Remember when President Trump said that 99% of the territory once claimed by ISIS had been recovered? Well, according to Reuters, US-backed forces are trying to take back that last 1% of lost ground before President Trump withdraws US troops in April.
Per Reuters, US-backed Syrian Democratic Forces have started their assault against the final ISIS enclave in eastern Syria on Saturday, a territory that includes two villages near the border with Iraq, as they struggle to wipe the last pockets of what was a nation-spanning caliphate off the map for good (though it's worth noting that ISIS still controls some territory in the part of the country that is mostly back under the control of Syrian government, which has received assistance from Russia and Iran in its struggle to hang on to power).
SDF official Mustafa Bali, speaking to Reuters, described the assault as "the last battle." He later wrote on Twitter that the attack had started and the enclave would "be cleared soon."
The SDF had handled the last 10 days “patiently” as more than 20,000 civilians were evacuated from the besieged IS enclave, Bali said.
Senior SDF official Redur Xelil told Reuters the force hoped to capture the area by the end of February, but cautioned that IS would continue to pose "great and serious" security threats even after that.
ISIS has been steadily losing ground since the US first joined the fight in 2014. The caliphate lost two of its biggest prizes - Mosul, in Iraq, and Raqqa, in Syria - back in 2017.
However, as DNI Dan Coats claimed during Senate Intelligence Committee testimony late last month, plenty of ISIS-aligned fighters and leaders remain active in Syria, and the US military-intelligence apparatus has spent the months since Trump initially announced his plans to remove the 2,000 US fighters still in Syria warning anybody who will listen about how ISIS will make a come back the second the last US soldier steps foot on to Iraqi soil.
On Tuesday, a top US general said ISIS poses an "enduring threat", a line frequently used by former Defense Secretary James Mattis, who famously quit over Trump's decision.
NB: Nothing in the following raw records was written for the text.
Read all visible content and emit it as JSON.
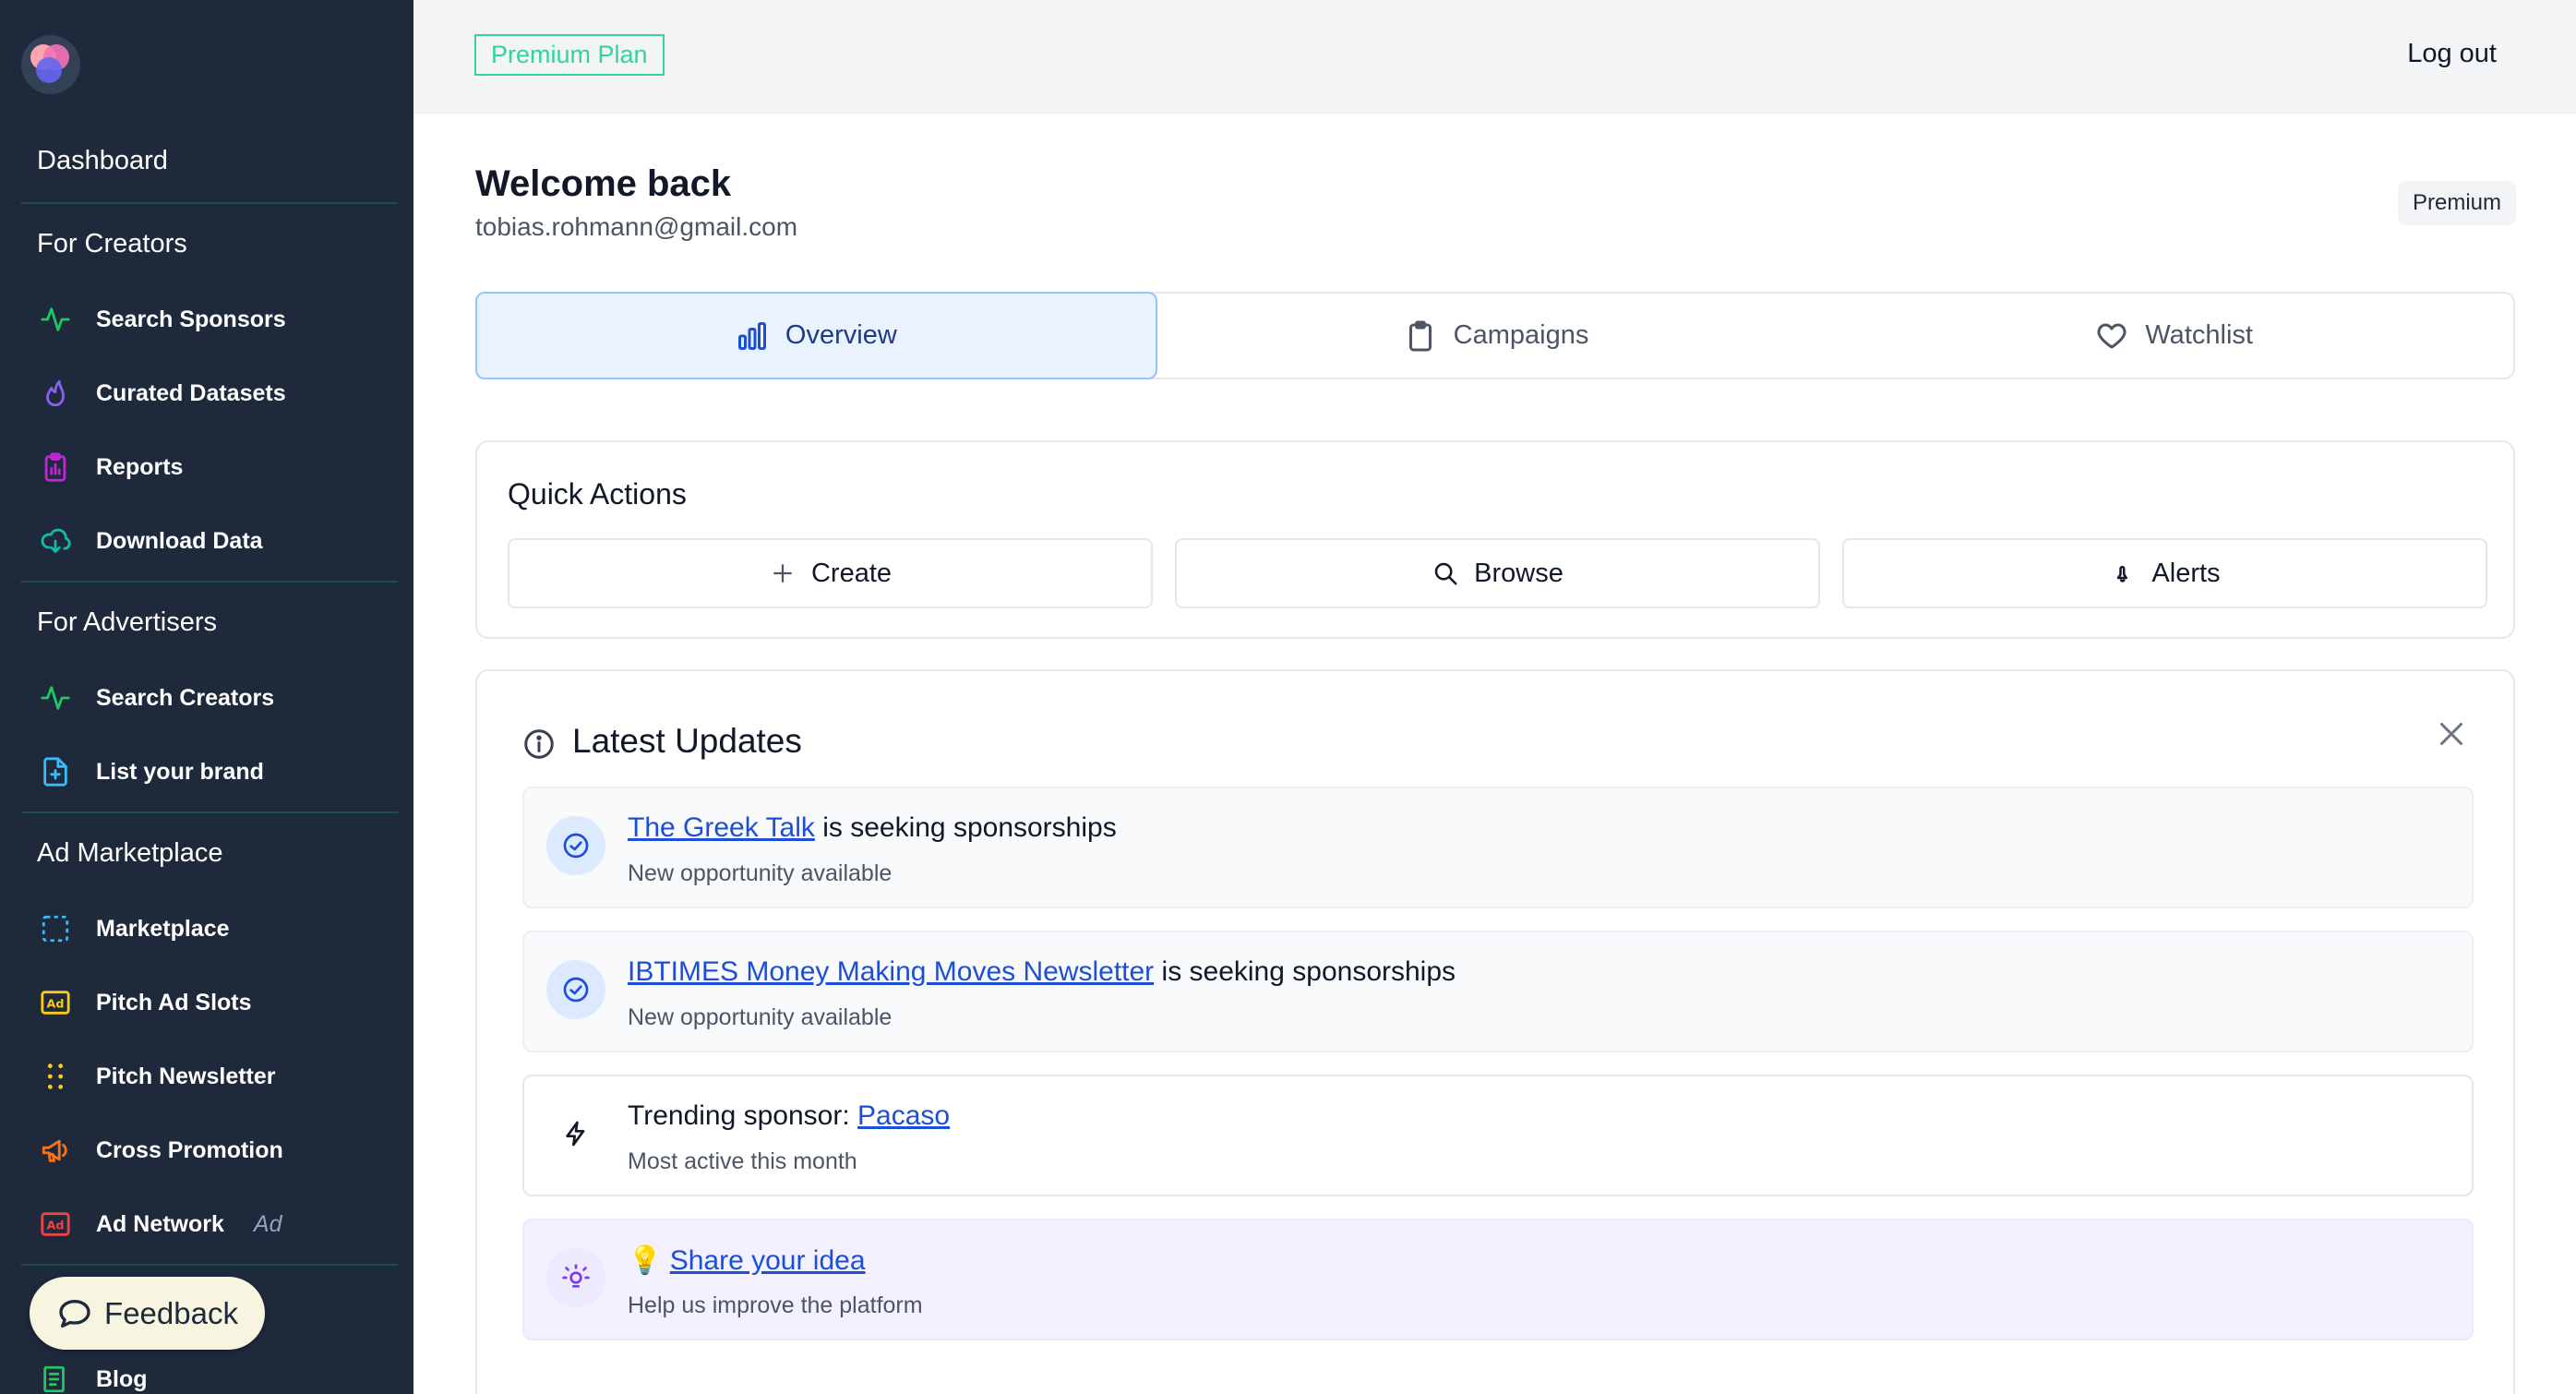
{
  "sidebar": {
    "sections": {
      "dashboard": "Dashboard",
      "creators": "For Creators",
      "advertisers": "For Advertisers",
      "marketplace": "Ad Marketplace"
    },
    "items": [
      {
        "label": "Search Sponsors",
        "icon": "activity-icon",
        "color": "#22c55e"
      },
      {
        "label": "Curated Datasets",
        "icon": "flame-icon",
        "color": "#8b5cf6"
      },
      {
        "label": "Reports",
        "icon": "clipboard-chart-icon",
        "color": "#c026d3"
      },
      {
        "label": "Download Data",
        "icon": "cloud-download-icon",
        "color": "#14b8a6"
      },
      {
        "label": "Search Creators",
        "icon": "activity-icon",
        "color": "#22c55e"
      },
      {
        "label": "List your brand",
        "icon": "file-plus-icon",
        "color": "#38bdf8"
      },
      {
        "label": "Marketplace",
        "icon": "dashed-square-icon",
        "color": "#38bdf8"
      },
      {
        "label": "Pitch Ad Slots",
        "icon": "ad-icon",
        "color": "#facc15"
      },
      {
        "label": "Pitch Newsletter",
        "icon": "dots-icon",
        "color": "#facc15"
      },
      {
        "label": "Cross Promotion",
        "icon": "megaphone-icon",
        "color": "#f97316"
      },
      {
        "label": "Ad Network",
        "icon": "ad-icon",
        "color": "#ef4444",
        "suffix": "Ad"
      },
      {
        "label": "Blog",
        "icon": "newspaper-icon",
        "color": "#22c55e"
      }
    ],
    "feedback_label": "Feedback"
  },
  "topbar": {
    "plan_badge": "Premium Plan",
    "logout": "Log out"
  },
  "main": {
    "welcome": "Welcome back",
    "email": "tobias.rohmann@gmail.com",
    "premium_tag": "Premium",
    "tabs": [
      {
        "label": "Overview",
        "icon": "bar-chart-icon",
        "active": true
      },
      {
        "label": "Campaigns",
        "icon": "clipboard-icon",
        "active": false
      },
      {
        "label": "Watchlist",
        "icon": "heart-icon",
        "active": false
      }
    ],
    "quick_actions": {
      "title": "Quick Actions",
      "buttons": [
        {
          "label": "Create",
          "icon": "plus-icon"
        },
        {
          "label": "Browse",
          "icon": "search-icon"
        },
        {
          "label": "Alerts",
          "icon": "bell-icon"
        }
      ]
    },
    "updates": {
      "title": "Latest Updates",
      "items": [
        {
          "link": "The Greek Talk",
          "text": " is seeking sponsorships",
          "sub": "New opportunity available"
        },
        {
          "link": "IBTIMES Money Making Moves Newsletter",
          "text": " is seeking sponsorships",
          "sub": "New opportunity available"
        },
        {
          "prefix": "Trending sponsor: ",
          "link": "Pacaso",
          "sub": "Most active this month"
        },
        {
          "prefix": "💡 ",
          "link": "Share your idea",
          "sub": "Help us improve the platform"
        }
      ]
    }
  },
  "colors": {
    "sidebar_bg": "#1e293b",
    "accent_blue": "#1d4ed8",
    "plan_green": "#34d399"
  }
}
Because, as the logic goes, a US military intervention cannot be considered "a success" until all possibility of a hostile force ever reemerging has been systematically stamped out.